Born and raised in Busan, the BIFF executive programmer Kim Ji-seok is truly a Busan man. Most internationally known of BIFF’s co-founding troika, Kim has been one of the festival’s guiding forces since its first edition. His fingerprints have been indelibly carved on the program, more specifically in the BIFF’s signature Asian selections. “We never knew we would last for so many years, let alone become Asia’s largest film festival,” Kim tells Variety. “In the 20th year, we want to go back to our roots, instead of doing anything glamorous.”
What is the most significant change that has happened to BIFF in two decades?
That we all got old. I sometimes look up at our old photos and get astonished at how young we were then. A more serious answer would be that we now have the Busan Cinema Center, the luxurious dedicated venue for the BIFF.
What is the story behind selecting “Zubaan” as the opening screener?
“Zubaan” is a fine directorial debut feature of India’s recognized screenwriter Mozez Singh. Also importantly, Guneet Monga, the film’s producer was the key. He is especially talented in discovering young directors, making films where both artistry and popular appeal are blended in one, and selling them abroad. My absolute trust in him and the quality of “Zubaan” made me choose it without hesitation.
There are fewer films in the New Currents competition this year.
True, but we have more films from those regions to which we have not paid enough attention so far. I believe this edition will help us further broaden and diversify our selection of Asian films in the future.
As a programmer, what were your main goals for the 20th edition?
We wanted a program that can show our identity as a 20-year-old festival which has constantly showcased Asian auteur films. The Asian Cinema 100 was definitely worth doing in that sense. It perfectly represents our history and our future goals.
You’ve spent 20 years with the festival. It seems like you can identify your own life with the fest’s history.
I got married the year we started the fest, and my son says that he wants to work for the BIFF too.
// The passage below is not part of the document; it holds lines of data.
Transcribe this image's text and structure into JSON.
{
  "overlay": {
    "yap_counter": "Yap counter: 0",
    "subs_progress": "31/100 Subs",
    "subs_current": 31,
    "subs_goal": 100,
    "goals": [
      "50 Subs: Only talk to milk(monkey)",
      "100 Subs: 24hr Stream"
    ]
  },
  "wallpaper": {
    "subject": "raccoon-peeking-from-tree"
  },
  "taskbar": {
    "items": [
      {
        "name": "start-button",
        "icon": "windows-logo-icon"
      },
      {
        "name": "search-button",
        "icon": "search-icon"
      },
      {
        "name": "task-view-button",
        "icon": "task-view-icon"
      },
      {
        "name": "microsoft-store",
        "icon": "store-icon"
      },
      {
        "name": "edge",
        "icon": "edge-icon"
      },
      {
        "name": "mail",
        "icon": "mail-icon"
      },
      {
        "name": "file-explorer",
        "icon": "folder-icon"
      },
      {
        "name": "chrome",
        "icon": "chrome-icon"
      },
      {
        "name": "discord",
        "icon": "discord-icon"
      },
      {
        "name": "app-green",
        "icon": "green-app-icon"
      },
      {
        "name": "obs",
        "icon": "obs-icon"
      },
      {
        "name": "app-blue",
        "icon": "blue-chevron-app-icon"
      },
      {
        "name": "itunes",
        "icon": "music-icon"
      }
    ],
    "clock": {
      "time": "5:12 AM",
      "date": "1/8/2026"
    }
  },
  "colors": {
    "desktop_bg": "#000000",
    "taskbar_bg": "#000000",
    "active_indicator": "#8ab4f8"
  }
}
In that sense, my life is a Hou Hsiao-hsien film itself: you can see the upheavals of the BIFF history by looking at my life.